A recent "Nature Chemical Biology" paper by the Allain group (IMBB) in collaboration with the Jeschke (DCHAB-PC) and Klotzsch (HEST & Humboldt) labs demonstrates a novel method to simultaneously quantify FUS in the droplets and characterize FUS structurally both in the dispersed and condensed phases.

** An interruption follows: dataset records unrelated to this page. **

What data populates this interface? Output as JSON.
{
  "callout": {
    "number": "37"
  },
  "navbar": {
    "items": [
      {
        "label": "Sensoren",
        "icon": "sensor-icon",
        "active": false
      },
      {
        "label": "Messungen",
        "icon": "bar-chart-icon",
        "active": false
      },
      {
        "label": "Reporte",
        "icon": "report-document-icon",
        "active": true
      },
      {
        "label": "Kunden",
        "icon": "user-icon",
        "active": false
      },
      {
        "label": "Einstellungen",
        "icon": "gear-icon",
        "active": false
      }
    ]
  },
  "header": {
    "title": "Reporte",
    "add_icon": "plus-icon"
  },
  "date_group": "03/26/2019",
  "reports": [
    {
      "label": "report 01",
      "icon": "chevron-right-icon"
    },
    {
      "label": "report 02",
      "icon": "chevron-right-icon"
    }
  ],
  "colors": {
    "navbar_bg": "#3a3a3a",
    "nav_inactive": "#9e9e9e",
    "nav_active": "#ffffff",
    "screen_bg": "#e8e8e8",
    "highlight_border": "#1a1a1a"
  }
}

Many RNA-binding proteins undergo liquid-liquid phase separation, which underlies the formation of membraneless organelles, such as stress granules and P-bodies. Studies of the molecular mechanism of phase separation in vitro is hampered by coalescence and sedimentation of organelle-sized droplets that interact with glass surfaces. Here we demonstrate that liquid droplets of FUS, which is a protein found in cytoplasmic aggregates of ALS and FTD patients, can be stabilized in vitro using an agarose hydrogel that acts as cytoskeleton mimic. This allows their spectroscopic characterization by liquid phase NMR and electron paramagnetic resonance (EPR) spectroscopy. Protein signals from both dispersed and condensed phases can be observed simultaneously and their respective proportions be quantified precisely. Furthermore, the agarose hydrogel acts as a cryoprotectant during shock freezing which facilitates pulsed EPR measurements at cryogenic temperatures. Surprisingly, Double Electron-Electron Resonance (DEER) measurements revealed a compaction of FUS in the condensed phase.
Figure and text kindly provided by the autors.
Both were published as well as News on the website of ETH's D-BIOL.